WASHINGTON — President Obama’s campaign is working feverishly to restore its momentum after a lackluster debate performance last week, an effort that began with a conference call 10 minutes before the debate even ended and led to new advertisements, a rewritten stump speech, a carefully timed leak and a reversal of months-old strategy.
Perhaps most important as the president’s team struggles to put his campaign back on track is a renewed effort to win the three remaining debates, starting with Thursday’s face-off between Vice President Joseph R. Biden Jr. and Representative Paul D. Ryan. Mr. Biden began traveling to a Delaware hotel on Sunday for three days of debate camp.

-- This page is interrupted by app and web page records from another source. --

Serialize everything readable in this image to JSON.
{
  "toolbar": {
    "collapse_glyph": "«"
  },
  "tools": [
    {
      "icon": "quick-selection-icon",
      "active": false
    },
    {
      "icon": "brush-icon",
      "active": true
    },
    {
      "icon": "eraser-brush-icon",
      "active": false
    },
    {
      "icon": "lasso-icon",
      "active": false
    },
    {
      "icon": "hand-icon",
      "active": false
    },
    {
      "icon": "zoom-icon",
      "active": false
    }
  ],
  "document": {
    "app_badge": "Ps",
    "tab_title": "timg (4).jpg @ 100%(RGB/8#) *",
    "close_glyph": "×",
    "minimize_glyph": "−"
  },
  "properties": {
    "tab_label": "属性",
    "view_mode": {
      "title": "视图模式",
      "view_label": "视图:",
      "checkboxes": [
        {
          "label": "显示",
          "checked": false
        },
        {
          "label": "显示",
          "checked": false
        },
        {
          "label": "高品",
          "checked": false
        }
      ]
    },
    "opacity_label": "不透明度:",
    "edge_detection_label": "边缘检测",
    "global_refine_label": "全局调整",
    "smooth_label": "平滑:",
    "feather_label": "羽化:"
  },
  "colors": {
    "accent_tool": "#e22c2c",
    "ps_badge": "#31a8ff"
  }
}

On stage, Mr. Obama seemed thrown off as Mr. Romney emphasized elements of his agenda that seemed more moderate and was surprised that the moderator, Jim Lehrer of PBS, did not pose more pointed questions. The president’s team had decided in advance not to raise Mr. Romney’s tenure at Bain Capital, aides said, but Mr. Obama held back on other attack lines they had intended to use. The base wanted him “to gut Romney,” one adviser said, but swing voters hate that and he was seeking a balance. Few thought he found it.
Mr. Obama’s advisers were so off balance that they did not show up in the media filing center for the traditional post-debate spin until long after the Republicans. But they were relieved that at least there was no single memorable moment to be used against Mr. Obama in an ad. And they took some solace from focus groups showing that he broke even with Mr. Romney on substance even if he lost over all.